With David Thewlis, Jennifer Jason Leigh, Tom Noonan
Directed by Duke Johnson & Charlie Kaufman, 2015
Discussant: Chip Hartranft

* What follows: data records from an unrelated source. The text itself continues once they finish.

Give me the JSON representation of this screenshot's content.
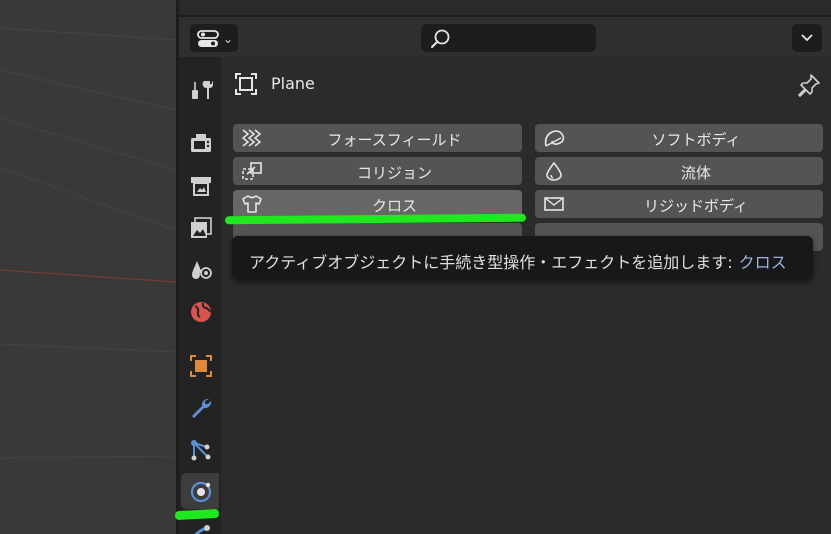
{
  "header": {
    "editor_type_icon": "properties-editor-icon",
    "chevron": "⌄",
    "search_placeholder": ""
  },
  "tabs": [
    {
      "name": "tool",
      "icon": "tool-settings-icon"
    },
    {
      "name": "render",
      "icon": "render-icon"
    },
    {
      "name": "output",
      "icon": "output-icon"
    },
    {
      "name": "view-layer",
      "icon": "view-layer-icon"
    },
    {
      "name": "scene",
      "icon": "scene-icon"
    },
    {
      "name": "world",
      "icon": "world-icon"
    },
    {
      "name": "object",
      "icon": "object-icon"
    },
    {
      "name": "modifiers",
      "icon": "wrench-icon"
    },
    {
      "name": "particles",
      "icon": "particles-icon"
    },
    {
      "name": "physics",
      "icon": "physics-icon",
      "active": true
    },
    {
      "name": "constraints",
      "icon": "constraints-icon"
    }
  ],
  "object": {
    "name": "Plane"
  },
  "physics_buttons": [
    {
      "label": "フォースフィールド",
      "icon": "force-field-icon"
    },
    {
      "label": "ソフトボディ",
      "icon": "soft-body-icon"
    },
    {
      "label": "コリジョン",
      "icon": "collision-icon"
    },
    {
      "label": "流体",
      "icon": "fluid-icon"
    },
    {
      "label": "クロス",
      "icon": "cloth-icon",
      "hovered": true
    },
    {
      "label": "リジッドボディ",
      "icon": "rigid-body-icon"
    }
  ],
  "tooltip": {
    "text": "アクティブオブジェクトに手続き型操作・エフェクトを追加します:",
    "accent": "クロス"
  },
  "colors": {
    "accent_highlight": "#1fe81f",
    "object_orange": "#e08a3c",
    "tab_blue": "#5b8fd6",
    "world_red": "#d9534f",
    "tooltip_accent": "#9ab4e0"
  }
}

How May I Help You Help Them? is the title of a book by customer service industry guru, Michael Stone, and it is the topic of his forthcoming keynote at a CS convention in Cincinnati. It is Michael, though, who seems to need help the most. Bored, barely capable of interpersonal connection, and beginning to perceive everyone around him as the same—even an old girlfriend the family man haltingly invites to the hotel bar for a drink—Stone stumbles through the synthetic world he’s helping to create. Isolated amidst his encounters with a parade of fitfully sincere service workers and monotonic settings, he comes across only one person who speaks to him in an authentic voice: the wounded but distinctive Lisa. Anomalisa is an increasingly surreal love story for adults, rendered in a unique style of stop-action puppet photography where the seams and joints are not only visible but somehow part of the point. Artificial though they appear, Michael and Lisa move each other deeply (and us as well)—particularly when things become awkwardly, touchingly sexual. Winner of every major animated film award including an Oscar and Golden Globe, Anomalisa is a one-of-a-kind work of art—antic, entertaining, uncomfortable, and ultimately revelatory in its no-strings account of our human need to connect.
About the Film Series:
Each evening, a film addressing key elements of Buddhist psychology will be shown, followed by a presentation and a discussion moderated by a faculty member of the Institute for Meditation and Psychotherapy and Chip Hartranft, Director of the Arlington Center. Read more here: http://meditationandpsychotherapy.org/film-series